Story by Kayla Bott | Photos by Mandi Joy Dowling
Nestled in the mountains of Cullowhee is a revolutionary therapy center called Full Spectrum Farms (FSF). This nonprofit group started by Margaret Oren and Jean Alvarez works to assist those with autism spectrum disorder (ASD) in learning useful trades, developing social skills and building personal relationships within the safety and familiarity of a natural setting. “There is something in being outside, working the land and being with animals that touches us all—neurotypical or autistic,” says FSF director Erin McManus.

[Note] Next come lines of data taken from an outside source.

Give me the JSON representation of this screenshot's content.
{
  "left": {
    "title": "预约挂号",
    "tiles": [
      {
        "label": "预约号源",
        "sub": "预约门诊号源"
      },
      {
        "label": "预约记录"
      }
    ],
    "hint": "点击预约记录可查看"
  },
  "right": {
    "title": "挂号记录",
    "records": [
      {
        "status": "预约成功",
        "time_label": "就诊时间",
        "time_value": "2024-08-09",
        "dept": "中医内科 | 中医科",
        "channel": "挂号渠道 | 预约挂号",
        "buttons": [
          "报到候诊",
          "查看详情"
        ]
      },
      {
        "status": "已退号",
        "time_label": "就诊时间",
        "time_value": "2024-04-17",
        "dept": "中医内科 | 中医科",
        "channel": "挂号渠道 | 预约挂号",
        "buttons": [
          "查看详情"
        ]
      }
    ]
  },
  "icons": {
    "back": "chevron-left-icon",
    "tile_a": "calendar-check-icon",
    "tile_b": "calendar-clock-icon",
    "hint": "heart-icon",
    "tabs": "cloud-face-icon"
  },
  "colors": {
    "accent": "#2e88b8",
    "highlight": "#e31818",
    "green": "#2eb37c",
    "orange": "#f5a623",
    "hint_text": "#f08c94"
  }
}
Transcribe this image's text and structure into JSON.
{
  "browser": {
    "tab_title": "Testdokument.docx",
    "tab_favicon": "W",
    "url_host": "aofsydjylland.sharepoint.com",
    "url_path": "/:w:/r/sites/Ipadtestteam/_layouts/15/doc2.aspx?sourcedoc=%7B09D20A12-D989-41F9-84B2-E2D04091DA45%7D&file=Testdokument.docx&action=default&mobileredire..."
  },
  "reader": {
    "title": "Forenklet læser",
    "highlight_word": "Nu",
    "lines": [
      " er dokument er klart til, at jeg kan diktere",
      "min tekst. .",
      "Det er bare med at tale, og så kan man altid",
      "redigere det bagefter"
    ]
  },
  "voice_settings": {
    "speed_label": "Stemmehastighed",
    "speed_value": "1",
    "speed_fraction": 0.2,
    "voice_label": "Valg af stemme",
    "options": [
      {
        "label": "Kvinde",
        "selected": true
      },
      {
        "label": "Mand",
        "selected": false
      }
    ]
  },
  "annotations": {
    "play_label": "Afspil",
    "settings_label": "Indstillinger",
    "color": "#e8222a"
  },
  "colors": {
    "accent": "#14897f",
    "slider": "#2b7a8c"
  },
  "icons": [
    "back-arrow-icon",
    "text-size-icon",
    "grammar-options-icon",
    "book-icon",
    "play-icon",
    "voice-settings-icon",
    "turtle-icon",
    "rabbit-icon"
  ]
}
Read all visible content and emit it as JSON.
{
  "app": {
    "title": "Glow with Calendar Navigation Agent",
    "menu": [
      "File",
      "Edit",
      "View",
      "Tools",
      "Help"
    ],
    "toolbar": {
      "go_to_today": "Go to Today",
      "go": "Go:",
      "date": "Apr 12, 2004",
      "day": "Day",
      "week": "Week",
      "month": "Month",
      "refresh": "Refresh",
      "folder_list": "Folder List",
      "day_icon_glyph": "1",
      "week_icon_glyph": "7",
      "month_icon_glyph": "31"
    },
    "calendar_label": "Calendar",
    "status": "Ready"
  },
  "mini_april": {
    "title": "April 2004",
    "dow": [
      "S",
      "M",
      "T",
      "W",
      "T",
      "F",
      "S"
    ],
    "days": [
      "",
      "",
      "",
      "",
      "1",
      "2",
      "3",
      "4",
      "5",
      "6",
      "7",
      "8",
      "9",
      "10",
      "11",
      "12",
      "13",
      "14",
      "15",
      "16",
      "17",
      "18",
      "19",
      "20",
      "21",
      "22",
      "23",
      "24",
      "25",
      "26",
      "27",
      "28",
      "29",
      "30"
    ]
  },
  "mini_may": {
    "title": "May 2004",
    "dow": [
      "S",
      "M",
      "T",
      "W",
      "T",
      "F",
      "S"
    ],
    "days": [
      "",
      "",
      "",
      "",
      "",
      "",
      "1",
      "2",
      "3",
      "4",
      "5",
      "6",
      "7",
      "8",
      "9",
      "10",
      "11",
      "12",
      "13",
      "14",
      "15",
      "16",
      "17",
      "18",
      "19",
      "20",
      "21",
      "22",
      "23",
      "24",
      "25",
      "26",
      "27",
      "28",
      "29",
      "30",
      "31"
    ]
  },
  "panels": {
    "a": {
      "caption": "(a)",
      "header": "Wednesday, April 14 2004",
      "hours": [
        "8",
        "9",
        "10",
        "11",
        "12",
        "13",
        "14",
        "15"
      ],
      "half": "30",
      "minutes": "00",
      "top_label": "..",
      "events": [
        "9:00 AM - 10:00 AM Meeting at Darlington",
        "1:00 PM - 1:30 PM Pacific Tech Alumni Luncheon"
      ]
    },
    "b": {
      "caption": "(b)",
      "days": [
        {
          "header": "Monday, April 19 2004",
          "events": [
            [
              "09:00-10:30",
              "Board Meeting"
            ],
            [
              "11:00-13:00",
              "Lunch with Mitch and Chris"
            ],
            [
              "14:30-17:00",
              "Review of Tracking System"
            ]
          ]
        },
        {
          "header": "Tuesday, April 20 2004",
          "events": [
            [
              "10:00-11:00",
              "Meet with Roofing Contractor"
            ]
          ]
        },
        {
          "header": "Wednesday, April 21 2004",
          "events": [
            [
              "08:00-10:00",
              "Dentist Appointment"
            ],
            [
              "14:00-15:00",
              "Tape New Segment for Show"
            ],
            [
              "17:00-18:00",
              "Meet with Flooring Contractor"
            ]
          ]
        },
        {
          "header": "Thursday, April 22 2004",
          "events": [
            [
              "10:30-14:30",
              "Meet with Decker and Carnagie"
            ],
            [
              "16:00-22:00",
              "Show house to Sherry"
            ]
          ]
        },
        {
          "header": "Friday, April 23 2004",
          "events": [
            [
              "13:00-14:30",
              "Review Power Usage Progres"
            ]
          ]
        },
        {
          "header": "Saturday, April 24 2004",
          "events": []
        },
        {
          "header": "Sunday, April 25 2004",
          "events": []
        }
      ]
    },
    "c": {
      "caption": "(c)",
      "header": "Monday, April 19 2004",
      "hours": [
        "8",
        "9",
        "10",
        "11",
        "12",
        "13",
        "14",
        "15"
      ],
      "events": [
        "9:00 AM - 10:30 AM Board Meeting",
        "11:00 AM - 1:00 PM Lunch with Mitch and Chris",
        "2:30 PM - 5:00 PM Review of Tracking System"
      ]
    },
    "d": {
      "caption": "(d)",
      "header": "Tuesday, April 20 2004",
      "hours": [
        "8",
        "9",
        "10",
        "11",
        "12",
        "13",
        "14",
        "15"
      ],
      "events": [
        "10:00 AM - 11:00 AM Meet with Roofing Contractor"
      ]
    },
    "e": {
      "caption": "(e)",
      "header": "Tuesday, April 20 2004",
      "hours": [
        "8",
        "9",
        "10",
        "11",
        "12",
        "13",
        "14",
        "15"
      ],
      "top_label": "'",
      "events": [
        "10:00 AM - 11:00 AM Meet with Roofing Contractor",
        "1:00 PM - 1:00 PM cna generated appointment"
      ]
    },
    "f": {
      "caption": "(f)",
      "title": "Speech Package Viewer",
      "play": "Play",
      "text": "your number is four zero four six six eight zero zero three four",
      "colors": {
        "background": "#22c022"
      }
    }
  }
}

Whether gardening, crafting, harvesting vegetables or simply being outdoors with others, everyone benefits from spending time on the farm. Clients receive paychecks for work they do, which includes profits from crafts and produce sold onsite, at the local farmer’s market and online. For many, this is a regular accomplishment to be proud of and look forward to. FSF always allows participants to progress at their own pace, maximizing comfort while working to meet the long-term goals of every client.
“I have witnessed nonverbal clients become verbal and clients that hadn’t been outside in years grow to find comfort in walking miles every day,” says McManus. “Whether it be receiving a driver’s license, getting a job, living independently or succeeding in a class, what I’m most proud of is the joy that everyone has in being here.”
An estimated one in every 68 Americans has ASD, which can often be associated with difficulties in communication and social interactions. Norman West, FSF board president, has realized though his own experiences that people with ASD can be easily misunderstood, but through understanding and compassion, can also be reached.
“Our classes used to be as quiet as a library and now sometimes they can sound like we’re hosting a fraternity party! These are the kinds of amazing things that make what we do worthwhile,” says West. He has also seen not only clients’ but volunteers’ lives transform, even students changing their university studies to reflect a focus on pursuing a life of working with those with ASD.
Through work with Western Carolina University (WCU) the farm has expanded its services to providing counseling and training programs for clients, their family members, students and volunteers. Training programs aim to educate volunteers on the best ways to meet clients’ needs with care while understanding the potential difficulties of living with ASD and the neurology of the disorder.
“A workshop requested by several clients was How to Behave When Eating Out,” says Dr. Mickey Randolph of WCU, FSF board secretary and advisor to the graduate student program hosted at the farm. “The students actually prepared a dinner and role played throughout; it went so well that they asked to do it again.” FSF and WCU plan to continue building this relationship as its positive impacts on the community are readily apparent.
“The best part of the farm is that my sons can be themselves without judgment,” says Jane Coburn, the mother of two clients who have regularly spent time at FSF. “They can participate in activities at whatever level they are capable of and they will be accepted. They gain self confidence and a sense of pride from these activities.” Her sons have made new friends while spending time gardening and making art.
Additional funding is needed for FSF to physically expand as well as finance new projects such as the recent addition of day programs for children with ASD and the founding of a residential program and building. FSF is always looking to accept new volunteers, clients, donations and grants.
“I have a profound belief in what we are doing here,” says McManus. “I look forward to seeing the farm’s programming diversify and grow so that we can serve a larger population and become an even better resource for professionals, families and clients.”
FSF is located at 1185 Wayehutta Road in Cullowhee. For more information on the farm’s services, events and how to volunteer, call 828.293.2521 or visit fullspectrumfarms.org.